Segment Start: Data records
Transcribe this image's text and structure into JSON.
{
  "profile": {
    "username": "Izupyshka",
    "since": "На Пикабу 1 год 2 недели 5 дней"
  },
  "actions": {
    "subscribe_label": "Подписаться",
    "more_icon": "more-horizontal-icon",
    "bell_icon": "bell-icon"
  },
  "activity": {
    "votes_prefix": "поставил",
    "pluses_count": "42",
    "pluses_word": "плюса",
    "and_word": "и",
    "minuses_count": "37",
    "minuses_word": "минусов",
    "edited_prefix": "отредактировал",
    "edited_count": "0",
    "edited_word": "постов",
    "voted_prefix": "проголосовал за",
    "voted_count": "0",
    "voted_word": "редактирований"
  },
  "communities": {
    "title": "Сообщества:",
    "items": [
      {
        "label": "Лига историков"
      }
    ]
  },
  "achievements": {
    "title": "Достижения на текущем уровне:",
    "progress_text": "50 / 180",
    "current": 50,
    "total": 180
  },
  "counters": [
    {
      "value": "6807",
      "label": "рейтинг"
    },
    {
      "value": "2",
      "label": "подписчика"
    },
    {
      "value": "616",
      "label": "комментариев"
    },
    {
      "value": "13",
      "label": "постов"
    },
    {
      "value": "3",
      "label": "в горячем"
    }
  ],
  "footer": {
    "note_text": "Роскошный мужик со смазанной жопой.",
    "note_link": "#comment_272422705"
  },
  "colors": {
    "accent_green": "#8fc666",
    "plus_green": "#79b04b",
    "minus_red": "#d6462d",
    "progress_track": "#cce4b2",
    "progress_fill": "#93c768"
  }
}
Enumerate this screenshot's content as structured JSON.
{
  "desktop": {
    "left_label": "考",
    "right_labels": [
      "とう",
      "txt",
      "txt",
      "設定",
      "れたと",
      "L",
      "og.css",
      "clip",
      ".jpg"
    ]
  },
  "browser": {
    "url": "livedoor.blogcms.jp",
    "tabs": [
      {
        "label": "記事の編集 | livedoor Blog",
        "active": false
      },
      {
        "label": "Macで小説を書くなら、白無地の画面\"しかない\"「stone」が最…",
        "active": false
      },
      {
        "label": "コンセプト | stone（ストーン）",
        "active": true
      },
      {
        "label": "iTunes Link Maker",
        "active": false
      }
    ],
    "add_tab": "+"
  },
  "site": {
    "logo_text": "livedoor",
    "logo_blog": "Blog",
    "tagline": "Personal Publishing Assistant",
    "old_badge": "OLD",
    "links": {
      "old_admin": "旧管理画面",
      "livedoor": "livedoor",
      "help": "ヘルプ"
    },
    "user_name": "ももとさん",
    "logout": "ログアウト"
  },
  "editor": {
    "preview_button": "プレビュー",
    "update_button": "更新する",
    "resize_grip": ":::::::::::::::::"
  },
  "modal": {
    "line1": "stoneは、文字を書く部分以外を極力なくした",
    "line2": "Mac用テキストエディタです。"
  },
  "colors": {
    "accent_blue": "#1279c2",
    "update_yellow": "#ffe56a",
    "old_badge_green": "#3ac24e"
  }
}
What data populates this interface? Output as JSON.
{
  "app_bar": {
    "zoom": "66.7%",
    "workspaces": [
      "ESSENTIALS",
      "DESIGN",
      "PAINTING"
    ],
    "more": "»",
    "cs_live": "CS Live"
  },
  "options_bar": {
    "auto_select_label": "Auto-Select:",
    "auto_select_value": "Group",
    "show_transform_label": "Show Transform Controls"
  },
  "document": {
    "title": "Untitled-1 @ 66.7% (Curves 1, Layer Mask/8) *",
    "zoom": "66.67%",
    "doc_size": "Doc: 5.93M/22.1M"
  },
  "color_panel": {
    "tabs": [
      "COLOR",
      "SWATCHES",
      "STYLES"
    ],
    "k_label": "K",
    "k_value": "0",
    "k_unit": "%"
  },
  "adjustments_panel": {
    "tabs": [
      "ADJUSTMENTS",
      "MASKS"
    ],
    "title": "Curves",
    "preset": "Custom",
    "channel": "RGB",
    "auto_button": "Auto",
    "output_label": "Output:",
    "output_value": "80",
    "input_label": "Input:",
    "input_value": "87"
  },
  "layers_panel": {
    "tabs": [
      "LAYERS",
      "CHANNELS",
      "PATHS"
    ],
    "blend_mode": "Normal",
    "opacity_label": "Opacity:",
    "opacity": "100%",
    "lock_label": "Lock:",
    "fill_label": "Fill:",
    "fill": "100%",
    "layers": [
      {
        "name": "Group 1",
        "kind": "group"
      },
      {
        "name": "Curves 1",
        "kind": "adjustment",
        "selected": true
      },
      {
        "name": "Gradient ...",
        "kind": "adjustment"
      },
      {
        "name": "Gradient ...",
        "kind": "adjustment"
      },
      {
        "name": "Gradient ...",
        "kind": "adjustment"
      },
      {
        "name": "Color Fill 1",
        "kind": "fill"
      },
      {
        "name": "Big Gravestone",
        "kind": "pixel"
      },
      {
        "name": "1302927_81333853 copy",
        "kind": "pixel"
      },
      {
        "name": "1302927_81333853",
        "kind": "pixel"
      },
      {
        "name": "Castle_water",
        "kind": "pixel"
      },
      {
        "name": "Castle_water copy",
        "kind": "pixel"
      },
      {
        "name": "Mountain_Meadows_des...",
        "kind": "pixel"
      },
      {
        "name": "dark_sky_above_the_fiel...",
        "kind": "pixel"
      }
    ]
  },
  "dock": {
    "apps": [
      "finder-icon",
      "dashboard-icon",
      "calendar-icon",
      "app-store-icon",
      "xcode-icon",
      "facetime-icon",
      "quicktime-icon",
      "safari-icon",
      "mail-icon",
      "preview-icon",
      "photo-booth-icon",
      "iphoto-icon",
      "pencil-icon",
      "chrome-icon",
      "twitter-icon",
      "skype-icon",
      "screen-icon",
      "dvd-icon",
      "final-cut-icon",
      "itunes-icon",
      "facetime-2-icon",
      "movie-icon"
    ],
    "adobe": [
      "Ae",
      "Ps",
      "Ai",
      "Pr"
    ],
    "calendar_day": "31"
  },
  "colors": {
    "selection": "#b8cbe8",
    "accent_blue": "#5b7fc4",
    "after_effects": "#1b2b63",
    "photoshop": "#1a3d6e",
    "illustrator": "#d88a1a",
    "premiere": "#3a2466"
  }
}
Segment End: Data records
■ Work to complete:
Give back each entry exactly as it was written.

■ Task answer:
Transcribe this image's text and structure into JSON.
{
  "profile": {
    "username": "Izupyshka",
    "since": "На Пикабу 1 год 2 недели 5 дней"
  },
  "actions": {
    "subscribe_label": "Подписаться",
    "more_icon": "more-horizontal-icon",
    "bell_icon": "bell-icon"
  },
  "activity": {
    "votes_prefix": "поставил",
    "pluses_count": "42",
    "pluses_word": "плюса",
    "and_word": "и",
    "minuses_count": "37",
    "minuses_word": "минусов",
    "edited_prefix": "отредактировал",
    "edited_count": "0",
    "edited_word": "постов",
    "voted_prefix": "проголосовал за",
    "voted_count": "0",
    "voted_word": "редактирований"
  },
  "communities": {
    "title": "Сообщества:",
    "items": [
      {
        "label": "Лига историков"
      }
    ]
  },
  "achievements": {
    "title": "Достижения на текущем уровне:",
    "progress_text": "50 / 180",
    "current": 50,
    "total": 180
  },
  "counters": [
    {
      "value": "6807",
      "label": "рейтинг"
    },
    {
      "value": "2",
      "label": "подписчика"
    },
    {
      "value": "616",
      "label": "комментариев"
    },
    {
      "value": "13",
      "label": "постов"
    },
    {
      "value": "3",
      "label": "в горячем"
    }
  ],
  "footer": {
    "note_text": "Роскошный мужик со смазанной жопой.",
    "note_link": "#comment_272422705"
  },
  "colors": {
    "accent_green": "#8fc666",
    "plus_green": "#79b04b",
    "minus_red": "#d6462d",
    "progress_track": "#cce4b2",
    "progress_fill": "#93c768"
  }
}
Enumerate this screenshot's content as structured JSON.
{
  "desktop": {
    "left_label": "考",
    "right_labels": [
      "とう",
      "txt",
      "txt",
      "設定",
      "れたと",
      "L",
      "og.css",
      "clip",
      ".jpg"
    ]
  },
  "browser": {
    "url": "livedoor.blogcms.jp",
    "tabs": [
      {
        "label": "記事の編集 | livedoor Blog",
        "active": false
      },
      {
        "label": "Macで小説を書くなら、白無地の画面\"しかない\"「stone」が最…",
        "active": false
      },
      {
        "label": "コンセプト | stone（ストーン）",
        "active": true
      },
      {
        "label": "iTunes Link Maker",
        "active": false
      }
    ],
    "add_tab": "+"
  },
  "site": {
    "logo_text": "livedoor",
    "logo_blog": "Blog",
    "tagline": "Personal Publishing Assistant",
    "old_badge": "OLD",
    "links": {
      "old_admin": "旧管理画面",
      "livedoor": "livedoor",
      "help": "ヘルプ"
    },
    "user_name": "ももとさん",
    "logout": "ログアウト"
  },
  "editor": {
    "preview_button": "プレビュー",
    "update_button": "更新する",
    "resize_grip": ":::::::::::::::::"
  },
  "modal": {
    "line1": "stoneは、文字を書く部分以外を極力なくした",
    "line2": "Mac用テキストエディタです。"
  },
  "colors": {
    "accent_blue": "#1279c2",
    "update_yellow": "#ffe56a",
    "old_badge_green": "#3ac24e"
  }
}
What data populates this interface? Output as JSON.
{
  "app_bar": {
    "zoom": "66.7%",
    "workspaces": [
      "ESSENTIALS",
      "DESIGN",
      "PAINTING"
    ],
    "more": "»",
    "cs_live": "CS Live"
  },
  "options_bar": {
    "auto_select_label": "Auto-Select:",
    "auto_select_value": "Group",
    "show_transform_label": "Show Transform Controls"
  },
  "document": {
    "title": "Untitled-1 @ 66.7% (Curves 1, Layer Mask/8) *",
    "zoom": "66.67%",
    "doc_size": "Doc: 5.93M/22.1M"
  },
  "color_panel": {
    "tabs": [
      "COLOR",
      "SWATCHES",
      "STYLES"
    ],
    "k_label": "K",
    "k_value": "0",
    "k_unit": "%"
  },
  "adjustments_panel": {
    "tabs": [
      "ADJUSTMENTS",
      "MASKS"
    ],
    "title": "Curves",
    "preset": "Custom",
    "channel": "RGB",
    "auto_button": "Auto",
    "output_label": "Output:",
    "output_value": "80",
    "input_label": "Input:",
    "input_value": "87"
  },
  "layers_panel": {
    "tabs": [
      "LAYERS",
      "CHANNELS",
      "PATHS"
    ],
    "blend_mode": "Normal",
    "opacity_label": "Opacity:",
    "opacity": "100%",
    "lock_label": "Lock:",
    "fill_label": "Fill:",
    "fill": "100%",
    "layers": [
      {
        "name": "Group 1",
        "kind": "group"
      },
      {
        "name": "Curves 1",
        "kind": "adjustment",
        "selected": true
      },
      {
        "name": "Gradient ...",
        "kind": "adjustment"
      },
      {
        "name": "Gradient ...",
        "kind": "adjustment"
      },
      {
        "name": "Gradient ...",
        "kind": "adjustment"
      },
      {
        "name": "Color Fill 1",
        "kind": "fill"
      },
      {
        "name": "Big Gravestone",
        "kind": "pixel"
      },
      {
        "name": "1302927_81333853 copy",
        "kind": "pixel"
      },
      {
        "name": "1302927_81333853",
        "kind": "pixel"
      },
      {
        "name": "Castle_water",
        "kind": "pixel"
      },
      {
        "name": "Castle_water copy",
        "kind": "pixel"
      },
      {
        "name": "Mountain_Meadows_des...",
        "kind": "pixel"
      },
      {
        "name": "dark_sky_above_the_fiel...",
        "kind": "pixel"
      }
    ]
  },
  "dock": {
    "apps": [
      "finder-icon",
      "dashboard-icon",
      "calendar-icon",
      "app-store-icon",
      "xcode-icon",
      "facetime-icon",
      "quicktime-icon",
      "safari-icon",
      "mail-icon",
      "preview-icon",
      "photo-booth-icon",
      "iphoto-icon",
      "pencil-icon",
      "chrome-icon",
      "twitter-icon",
      "skype-icon",
      "screen-icon",
      "dvd-icon",
      "final-cut-icon",
      "itunes-icon",
      "facetime-2-icon",
      "movie-icon"
    ],
    "adobe": [
      "Ae",
      "Ps",
      "Ai",
      "Pr"
    ],
    "calendar_day": "31"
  },
  "colors": {
    "selection": "#b8cbe8",
    "accent_blue": "#5b7fc4",
    "after_effects": "#1b2b63",
    "photoshop": "#1a3d6e",
    "illustrator": "#d88a1a",
    "premiere": "#3a2466"
  }
}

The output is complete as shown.